"This CD, the second album of my piano works played by Satoko Inoue, presents all the works for solo piano written from 2001 to 2012, alongside two early works from 1975. Although I cannot help but recognize some apparent differences between my early and recent works particularly in texture and sonority, I am convinced that my basic idea and methodology of composition has remained unchanged since the 1970's.
"Gamut" (2012) was written expressly for Satoko Inoue on the occasion of this recording. This miniature piece is a piano arrangement (or 'intavolatura') of the fourth and last song in the song cycle I wrote in 2006, "Four Short Poems" of Louis Zukofsky for mezzo-soprano and four instruments (flute, viola, electric guitar and percussion). The text of the original song, Zukofsky's 'Gamut', is in itself a fascinating sound play of words full of musical charm, typical of this American poet.
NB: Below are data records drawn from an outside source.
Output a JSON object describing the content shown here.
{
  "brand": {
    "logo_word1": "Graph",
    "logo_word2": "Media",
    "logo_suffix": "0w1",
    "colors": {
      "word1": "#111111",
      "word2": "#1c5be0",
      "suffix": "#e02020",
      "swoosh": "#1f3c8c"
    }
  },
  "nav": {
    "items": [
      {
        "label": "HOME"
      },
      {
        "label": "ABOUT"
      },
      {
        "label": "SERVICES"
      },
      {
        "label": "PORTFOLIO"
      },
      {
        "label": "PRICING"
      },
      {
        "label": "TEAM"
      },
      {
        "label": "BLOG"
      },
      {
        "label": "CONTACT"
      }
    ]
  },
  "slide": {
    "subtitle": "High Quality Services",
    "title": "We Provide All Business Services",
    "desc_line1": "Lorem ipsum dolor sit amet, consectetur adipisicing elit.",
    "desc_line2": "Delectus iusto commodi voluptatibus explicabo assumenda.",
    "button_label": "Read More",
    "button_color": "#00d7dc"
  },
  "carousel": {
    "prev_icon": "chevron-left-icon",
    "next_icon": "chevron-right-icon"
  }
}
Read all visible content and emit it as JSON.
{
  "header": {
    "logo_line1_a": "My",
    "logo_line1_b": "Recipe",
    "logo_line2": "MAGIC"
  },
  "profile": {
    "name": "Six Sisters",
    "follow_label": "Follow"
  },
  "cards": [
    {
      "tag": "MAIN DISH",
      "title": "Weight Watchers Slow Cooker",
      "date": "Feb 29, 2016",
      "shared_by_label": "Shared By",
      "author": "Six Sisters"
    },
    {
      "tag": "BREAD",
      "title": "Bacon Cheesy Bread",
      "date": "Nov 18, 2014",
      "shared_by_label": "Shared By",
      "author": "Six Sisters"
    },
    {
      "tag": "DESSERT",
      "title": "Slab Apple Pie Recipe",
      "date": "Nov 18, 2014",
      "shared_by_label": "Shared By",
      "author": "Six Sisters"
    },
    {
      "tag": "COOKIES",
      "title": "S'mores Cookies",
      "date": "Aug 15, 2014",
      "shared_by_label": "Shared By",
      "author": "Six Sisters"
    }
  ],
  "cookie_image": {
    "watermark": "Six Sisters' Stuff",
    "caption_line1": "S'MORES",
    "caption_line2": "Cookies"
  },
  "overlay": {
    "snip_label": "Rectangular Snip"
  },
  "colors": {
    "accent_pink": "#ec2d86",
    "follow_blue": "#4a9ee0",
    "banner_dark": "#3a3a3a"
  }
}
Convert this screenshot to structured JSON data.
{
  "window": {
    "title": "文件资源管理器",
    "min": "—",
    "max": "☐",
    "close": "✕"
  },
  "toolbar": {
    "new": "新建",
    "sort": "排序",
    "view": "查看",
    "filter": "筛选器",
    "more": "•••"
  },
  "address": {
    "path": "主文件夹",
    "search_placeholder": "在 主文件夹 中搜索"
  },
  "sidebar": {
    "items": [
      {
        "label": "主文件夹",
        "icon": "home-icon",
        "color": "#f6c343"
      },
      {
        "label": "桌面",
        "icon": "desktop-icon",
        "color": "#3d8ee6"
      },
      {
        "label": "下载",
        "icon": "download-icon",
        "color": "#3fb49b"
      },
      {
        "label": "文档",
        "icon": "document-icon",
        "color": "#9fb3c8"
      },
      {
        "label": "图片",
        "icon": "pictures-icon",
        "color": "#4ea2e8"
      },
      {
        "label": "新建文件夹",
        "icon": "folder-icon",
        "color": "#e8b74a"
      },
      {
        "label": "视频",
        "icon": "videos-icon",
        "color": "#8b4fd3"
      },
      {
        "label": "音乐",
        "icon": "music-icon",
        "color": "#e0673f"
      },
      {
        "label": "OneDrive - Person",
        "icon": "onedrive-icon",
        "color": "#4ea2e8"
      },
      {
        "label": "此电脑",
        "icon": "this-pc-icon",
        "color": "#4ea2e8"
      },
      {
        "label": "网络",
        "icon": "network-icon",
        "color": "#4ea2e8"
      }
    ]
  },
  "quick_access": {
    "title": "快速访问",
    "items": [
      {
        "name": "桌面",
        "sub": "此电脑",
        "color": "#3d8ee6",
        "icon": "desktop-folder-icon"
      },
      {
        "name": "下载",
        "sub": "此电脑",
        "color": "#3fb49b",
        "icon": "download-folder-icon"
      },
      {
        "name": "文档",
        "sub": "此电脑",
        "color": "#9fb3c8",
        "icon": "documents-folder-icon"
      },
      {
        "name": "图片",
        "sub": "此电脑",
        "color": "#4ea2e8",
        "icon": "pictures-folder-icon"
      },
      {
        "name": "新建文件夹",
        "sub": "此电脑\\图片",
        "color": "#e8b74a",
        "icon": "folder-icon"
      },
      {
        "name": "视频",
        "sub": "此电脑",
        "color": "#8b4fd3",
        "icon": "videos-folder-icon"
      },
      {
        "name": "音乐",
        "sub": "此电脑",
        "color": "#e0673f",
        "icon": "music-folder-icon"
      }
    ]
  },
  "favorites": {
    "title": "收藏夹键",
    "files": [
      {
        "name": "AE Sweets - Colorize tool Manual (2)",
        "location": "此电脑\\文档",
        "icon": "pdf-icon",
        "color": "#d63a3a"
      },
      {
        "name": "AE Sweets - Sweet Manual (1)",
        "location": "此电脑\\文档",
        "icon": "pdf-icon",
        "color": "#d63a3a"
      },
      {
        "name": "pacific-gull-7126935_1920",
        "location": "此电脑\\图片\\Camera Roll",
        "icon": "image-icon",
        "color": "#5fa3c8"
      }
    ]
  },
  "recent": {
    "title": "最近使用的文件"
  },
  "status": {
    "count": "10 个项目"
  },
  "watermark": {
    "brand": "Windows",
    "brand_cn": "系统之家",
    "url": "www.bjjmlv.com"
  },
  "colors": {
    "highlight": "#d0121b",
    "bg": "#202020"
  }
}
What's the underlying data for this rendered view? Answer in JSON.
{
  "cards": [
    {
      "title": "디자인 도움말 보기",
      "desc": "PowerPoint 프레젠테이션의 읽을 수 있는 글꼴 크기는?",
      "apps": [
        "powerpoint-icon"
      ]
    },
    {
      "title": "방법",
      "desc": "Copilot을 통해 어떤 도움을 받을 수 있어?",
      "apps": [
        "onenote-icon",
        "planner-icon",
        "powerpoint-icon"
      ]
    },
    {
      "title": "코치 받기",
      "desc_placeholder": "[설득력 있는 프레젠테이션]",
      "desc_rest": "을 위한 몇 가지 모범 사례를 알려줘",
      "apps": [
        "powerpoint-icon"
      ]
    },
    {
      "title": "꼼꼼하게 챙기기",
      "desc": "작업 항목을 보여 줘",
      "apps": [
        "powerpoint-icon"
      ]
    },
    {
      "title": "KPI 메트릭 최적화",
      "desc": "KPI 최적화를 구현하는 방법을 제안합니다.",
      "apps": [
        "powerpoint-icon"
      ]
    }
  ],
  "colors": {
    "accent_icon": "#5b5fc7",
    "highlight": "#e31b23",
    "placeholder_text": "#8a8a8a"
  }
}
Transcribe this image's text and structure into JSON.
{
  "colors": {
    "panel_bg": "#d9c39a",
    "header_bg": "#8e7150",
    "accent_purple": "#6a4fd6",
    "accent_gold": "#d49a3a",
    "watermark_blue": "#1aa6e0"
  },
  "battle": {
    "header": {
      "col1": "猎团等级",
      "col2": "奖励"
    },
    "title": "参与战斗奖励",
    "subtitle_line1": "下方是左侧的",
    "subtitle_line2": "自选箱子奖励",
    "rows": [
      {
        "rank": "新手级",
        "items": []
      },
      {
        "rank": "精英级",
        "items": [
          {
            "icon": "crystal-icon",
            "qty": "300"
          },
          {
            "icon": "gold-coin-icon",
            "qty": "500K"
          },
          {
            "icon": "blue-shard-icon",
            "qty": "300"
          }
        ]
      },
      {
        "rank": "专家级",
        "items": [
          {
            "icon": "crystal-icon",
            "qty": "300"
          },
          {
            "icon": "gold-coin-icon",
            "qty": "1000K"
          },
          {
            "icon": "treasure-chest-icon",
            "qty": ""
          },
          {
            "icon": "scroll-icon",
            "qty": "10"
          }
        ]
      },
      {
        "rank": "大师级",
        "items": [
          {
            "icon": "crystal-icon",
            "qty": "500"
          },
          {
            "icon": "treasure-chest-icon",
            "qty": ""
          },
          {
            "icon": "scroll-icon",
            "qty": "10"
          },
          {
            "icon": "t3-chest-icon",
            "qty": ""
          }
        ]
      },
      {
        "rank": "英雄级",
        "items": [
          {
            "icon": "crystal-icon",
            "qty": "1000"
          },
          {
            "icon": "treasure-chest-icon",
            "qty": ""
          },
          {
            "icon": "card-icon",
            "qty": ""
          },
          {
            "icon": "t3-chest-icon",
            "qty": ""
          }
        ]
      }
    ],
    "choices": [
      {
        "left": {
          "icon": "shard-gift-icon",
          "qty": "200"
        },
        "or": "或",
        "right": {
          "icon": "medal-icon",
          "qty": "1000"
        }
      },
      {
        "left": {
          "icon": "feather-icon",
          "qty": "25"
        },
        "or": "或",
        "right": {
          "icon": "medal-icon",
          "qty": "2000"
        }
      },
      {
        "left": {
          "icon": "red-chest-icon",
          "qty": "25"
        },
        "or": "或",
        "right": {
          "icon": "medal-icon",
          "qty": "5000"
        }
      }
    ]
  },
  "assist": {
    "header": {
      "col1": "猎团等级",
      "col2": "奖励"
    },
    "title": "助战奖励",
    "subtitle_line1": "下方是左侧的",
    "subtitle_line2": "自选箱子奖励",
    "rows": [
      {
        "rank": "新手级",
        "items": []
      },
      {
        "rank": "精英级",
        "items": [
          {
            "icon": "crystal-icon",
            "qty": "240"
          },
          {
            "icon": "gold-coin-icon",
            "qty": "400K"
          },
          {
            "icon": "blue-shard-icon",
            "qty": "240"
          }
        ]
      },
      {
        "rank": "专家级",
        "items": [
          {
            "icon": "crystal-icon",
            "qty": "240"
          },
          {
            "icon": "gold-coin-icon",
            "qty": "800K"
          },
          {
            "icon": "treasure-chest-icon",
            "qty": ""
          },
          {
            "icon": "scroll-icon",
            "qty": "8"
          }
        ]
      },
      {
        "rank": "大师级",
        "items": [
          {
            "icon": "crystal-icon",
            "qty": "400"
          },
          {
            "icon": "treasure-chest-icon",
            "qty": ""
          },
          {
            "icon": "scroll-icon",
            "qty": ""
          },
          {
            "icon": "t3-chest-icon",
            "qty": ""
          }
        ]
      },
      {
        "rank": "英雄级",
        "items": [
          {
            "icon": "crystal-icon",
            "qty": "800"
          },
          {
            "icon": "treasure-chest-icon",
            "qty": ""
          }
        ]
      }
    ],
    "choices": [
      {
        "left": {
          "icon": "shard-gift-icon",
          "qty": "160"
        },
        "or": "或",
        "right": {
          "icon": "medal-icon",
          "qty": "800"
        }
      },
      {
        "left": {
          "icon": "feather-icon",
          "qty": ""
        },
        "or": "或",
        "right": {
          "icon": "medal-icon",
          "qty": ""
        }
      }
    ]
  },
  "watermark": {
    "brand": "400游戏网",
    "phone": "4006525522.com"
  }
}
"Ritornello" (2005) is, as the title suggests, characterized by the recurrence of the same (or almost the same) phrases. Its relatively thick texture, and structure consisting of juxtapositions of short sections of sharply contrasting musical character, are common features in my 'recent' music (not just in my piano pieces but my works in general).
"In Nomine (Berceuse à la Lesniewski)" (2006) was written, as my response to Ensemble Recherche's request to contribute to their 'In Nomine Project' which sought to revivify the old English tradition of writing virtuoso instrumental music based on the plain chant melody, Gloria tibi Trinitas. My 'In nomine' turned out to be a quiet, anti-virtuoso berceuse, whose harmonic texture derives from chordal colorings of every note in the cantus firms. The subtitle refers to the Polish logician Stanislaw Lesniewski, who initiated 'mereology', a theory about relationships between the whole and the parts. I believe that any musical structure (or, any 'piece' of music) that I create could be taken as a good exemplification of his theory.
"Metaphonesis" (2001) is, in the same way as the other pieces recorded on this CD, a composition based on a single melodic line, even if it sounds more 'harmonic' rather than monodic. The title of this work is a neologism, made from Greek, to express 'making a sound a sound about the sound', and at the same time the obscurity of its very meaning (or, putting it in a more positive way, an obscurity that allows room for interpretative manoeuvre). However, looking back and trying to recall what I intended to mean by the word some forty years ago, I only find everything dimmed by the grey mist of time. In any event, the determining reason for my choosing the word 'metaphonesis' as the title of this piano piece is that I found the sound of this word beautiful.
"Trochaic Thought" (2009), a short rhythmic study, rhapsodic in nature. The basic rhythmic material of the work derives, as the title suggests, from trochee, a metrical pattern in classical rhetoric, i.e., a note of longer value is followed by a shorter one.
"Sight Rhythmics" (1975) is included again on this CD, although it was recorded previously on the first album of my piano works. I decided to include it again as it creates a useful context for the next work on this CD, "The Shape Follow's Its Shadow", and the two pieces together give the listener a clearer idea of my early style, which contrasts in some aspects to my recent music. "Sight Rhythmics" was originally written for five instruments: violin, steel drum, banjo, electric piano and tuba. The work consists of six short movements that sound very much alike. These movements seem almost identical, but careful listening will soon reveal their differences. I call this device pseudo-repetition, and it could be placed somewhere between literal repetition and variation. Literal repetition is in itself static, heading nowhere. Pseudo-repetition is almost as static as literal repetition, but at the same time becomes a vehicle for hidden change and motion. Perhaps the best term to describe this fluid situation, contradictory though they may seem, are the words 'dynamic stasis'. We could liken the listener's experience of dynamic stasis to the way we experience our everyday life. Each day seems very similar to the previous one (daily routine), but today is never exactly the same as yesterday.
"The Shape Follows Its Shadow" (1975/2012) recorded here as a solo piano version of the work that I wrote for two pianos in 1975. The entire piece is nothing but a continuous single melody, or melody-like line, in an extremely slow tempo, so slow that each sound almost stands still. After each short attack of a thicker chord, some note (or notes) in the chord remain(s) unstopped and keep(s) sounding thinly as if it were a residue or shadow of the chord. It is this shadow sound that shapes the static, abstract melody-like line
"Tennyson Songbook" (2011) is another piano arrangement of vocal music. This time, the original work is "Three Songs Tennyson Sung for soprano and seven instruments" (2010), a song cycle set to the poems in Alfred Load Tennyson's "The Princess". The piano version consists of four short movements: Introduction, I.(Lullaby), II., and III.(Idyll), each corresponding respectively to the piece in the original song cycle: Avant-propos, I. 'Sweet and low' (Lullaby), II. 'Ask me no more', and III. 'The splendour falls' (Idyll)."- Jo Kondo